In the New Hampshire exit poll, 51 percent of the voters endorsed the view that Bernie Sanders’ positions on the issues are “too liberal.” But those who felt that way were split between Klobuchar (35 percent) and Buttigieg (34 percent).

The good news for Democrats is that the division in the party is not primarily over issues. Fifty years ago, Democrats were facing bitter internal conflicts over civil rights and the Vietnam war. Today, there is one powerful issue holding Democrats together: hatred of Donald TrumpDonald John TrumpNew Biden campaign ad jabs at Trump's reported 0 income tax payments Ocasio-Cortez: Trump contributed less in taxes 'than waitresses and undocumented immigrants' Third judge orders Postal Service to halt delivery cuts MORE. The bad news for Democrats is that the party does not seem to have a charismatic figure like a Bill ClintonWilliam (Bill) Jefferson ClintonIs Congress reasserting itself? Trump-Biden debate: High risk vs. low expectations The role (un)happiness plays in how people vote MORE or a Barack Obama — or a Ronald Reagan or even a Donald Trump — who can thrill and inspire the party faithful.

A Democratic strategist told the Washington Post after the New Hampshire primary, “I think we’re getting to the point where either we all consolidate behind Mike Bloomberg or Bernie Sanders becomes our nominee.” Bloomberg does not exude charisma. He exudes competence. Moreover, he’s a multibillionaire, one of the richest people in the world, and he made his fortune on Wall Street — a perfect foil for Bernie Sanders. Unlike Donald Trump, Bloomberg does not fancy himself a populist. He’s an elitist. His message seems to be, “Trust me. I know what I’m doing. And I know what’s good for you.”

Bloomberg will have to bump off both Klobuchar and Buttigieg on Super Tuesday. Then he will have to face bitter opposition from Sanders supporters, who are already accusing Bloomberg of trying to buy the nomination. They will be watchful that the Democratic establishment is not “rigging the system” in Bloomberg’s favor. 

Now that Iowa and New Hampshire are over, the nominating process is about to undergo a fundamental change. From now on, the primaries and caucuses will take place in states with more diverse populations, beginning with Nevada (Latinos) on Feb. 22, South Carolina (African-Americans) on Feb. 29 and highly diverse mega-states like California and Texas on Super Tuesday, March 3.

In the 2016 Democratic primaries, when Sanders was running against Hillary ClintonHillary Diane Rodham ClintonAppeals court pauses 6-day extension for counting Wisconsin absentee ballots Trump, Pentagon collide over anti-diversity training push Sunday Shows: Trump's court pick dominates MORE, he did not do well in states with large numbers of minority voters. African-American and Latino voters were crucial to Clinton’s narrow victory in the 2016 primaries. We are about to see whether Sanders is facing a similar problem this year.

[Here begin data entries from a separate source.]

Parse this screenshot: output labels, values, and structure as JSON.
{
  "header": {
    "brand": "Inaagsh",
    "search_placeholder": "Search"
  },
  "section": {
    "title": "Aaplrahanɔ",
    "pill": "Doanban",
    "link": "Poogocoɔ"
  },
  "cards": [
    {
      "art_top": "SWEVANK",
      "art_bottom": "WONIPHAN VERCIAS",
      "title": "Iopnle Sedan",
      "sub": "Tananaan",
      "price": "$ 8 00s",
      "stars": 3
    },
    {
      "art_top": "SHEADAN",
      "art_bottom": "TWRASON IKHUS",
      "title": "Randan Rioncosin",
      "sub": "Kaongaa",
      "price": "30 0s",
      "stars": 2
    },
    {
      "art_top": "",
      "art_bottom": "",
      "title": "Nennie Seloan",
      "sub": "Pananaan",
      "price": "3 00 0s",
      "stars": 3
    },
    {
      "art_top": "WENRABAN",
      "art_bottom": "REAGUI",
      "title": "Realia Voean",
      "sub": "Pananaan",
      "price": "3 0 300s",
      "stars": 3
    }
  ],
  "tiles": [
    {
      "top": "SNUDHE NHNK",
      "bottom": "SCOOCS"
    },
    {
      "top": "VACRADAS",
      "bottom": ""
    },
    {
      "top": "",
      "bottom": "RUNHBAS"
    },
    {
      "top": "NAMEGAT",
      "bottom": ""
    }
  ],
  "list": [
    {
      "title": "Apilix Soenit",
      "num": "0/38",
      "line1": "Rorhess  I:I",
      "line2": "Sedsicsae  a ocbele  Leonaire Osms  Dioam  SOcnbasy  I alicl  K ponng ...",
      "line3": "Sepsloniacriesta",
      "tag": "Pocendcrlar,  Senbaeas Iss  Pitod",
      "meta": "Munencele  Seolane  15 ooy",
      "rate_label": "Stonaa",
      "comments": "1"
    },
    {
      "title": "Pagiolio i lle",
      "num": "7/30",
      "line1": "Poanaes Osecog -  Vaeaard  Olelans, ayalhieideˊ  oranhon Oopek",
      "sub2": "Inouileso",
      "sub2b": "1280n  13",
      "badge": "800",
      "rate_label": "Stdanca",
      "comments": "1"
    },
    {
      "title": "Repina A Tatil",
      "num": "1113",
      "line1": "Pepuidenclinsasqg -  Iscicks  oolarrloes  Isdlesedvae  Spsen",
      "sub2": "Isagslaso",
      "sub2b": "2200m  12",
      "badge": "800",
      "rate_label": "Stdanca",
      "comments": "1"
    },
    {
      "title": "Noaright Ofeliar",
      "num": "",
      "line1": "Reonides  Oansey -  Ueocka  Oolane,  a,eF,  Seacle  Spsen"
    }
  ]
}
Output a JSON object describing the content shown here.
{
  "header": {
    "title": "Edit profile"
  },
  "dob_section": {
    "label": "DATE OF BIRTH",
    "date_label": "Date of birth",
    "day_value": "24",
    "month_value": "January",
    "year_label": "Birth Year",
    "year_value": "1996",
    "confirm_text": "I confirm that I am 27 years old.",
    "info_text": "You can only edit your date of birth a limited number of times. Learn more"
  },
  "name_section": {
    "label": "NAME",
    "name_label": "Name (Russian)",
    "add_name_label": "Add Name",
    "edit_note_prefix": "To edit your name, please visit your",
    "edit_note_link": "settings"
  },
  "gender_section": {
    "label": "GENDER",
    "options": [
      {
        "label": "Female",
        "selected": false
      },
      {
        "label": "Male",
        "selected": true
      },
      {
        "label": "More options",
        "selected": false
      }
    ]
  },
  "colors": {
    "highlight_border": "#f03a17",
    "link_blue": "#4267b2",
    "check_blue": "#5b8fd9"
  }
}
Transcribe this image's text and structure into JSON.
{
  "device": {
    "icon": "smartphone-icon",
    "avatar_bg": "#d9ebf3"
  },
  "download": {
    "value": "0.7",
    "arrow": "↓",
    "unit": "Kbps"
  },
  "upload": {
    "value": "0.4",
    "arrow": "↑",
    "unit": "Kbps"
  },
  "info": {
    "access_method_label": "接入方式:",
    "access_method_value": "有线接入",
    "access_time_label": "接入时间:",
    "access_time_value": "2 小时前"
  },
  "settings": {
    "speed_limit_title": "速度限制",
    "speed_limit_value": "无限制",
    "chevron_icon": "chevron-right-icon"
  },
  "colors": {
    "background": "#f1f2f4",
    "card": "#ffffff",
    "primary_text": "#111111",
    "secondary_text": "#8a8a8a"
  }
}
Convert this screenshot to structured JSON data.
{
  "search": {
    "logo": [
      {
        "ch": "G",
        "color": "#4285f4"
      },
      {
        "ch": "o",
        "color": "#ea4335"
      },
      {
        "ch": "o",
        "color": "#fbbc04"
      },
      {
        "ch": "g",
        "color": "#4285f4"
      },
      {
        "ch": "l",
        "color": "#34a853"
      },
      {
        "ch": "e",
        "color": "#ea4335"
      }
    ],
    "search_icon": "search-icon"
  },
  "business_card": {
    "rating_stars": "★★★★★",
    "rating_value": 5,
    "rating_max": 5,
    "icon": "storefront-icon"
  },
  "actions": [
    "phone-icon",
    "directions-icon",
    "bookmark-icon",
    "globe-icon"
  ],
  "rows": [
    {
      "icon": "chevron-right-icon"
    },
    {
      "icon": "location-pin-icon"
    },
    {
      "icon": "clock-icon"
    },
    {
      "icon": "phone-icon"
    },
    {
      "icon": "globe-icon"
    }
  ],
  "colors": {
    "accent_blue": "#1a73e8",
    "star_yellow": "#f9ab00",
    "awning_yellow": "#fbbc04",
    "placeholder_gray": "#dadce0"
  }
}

Bill Schneider is a professor at the Schar School of Policy and Government at George Mason University and author of ‘Standoff: How America Became Ungovernable (Simon & Schuster).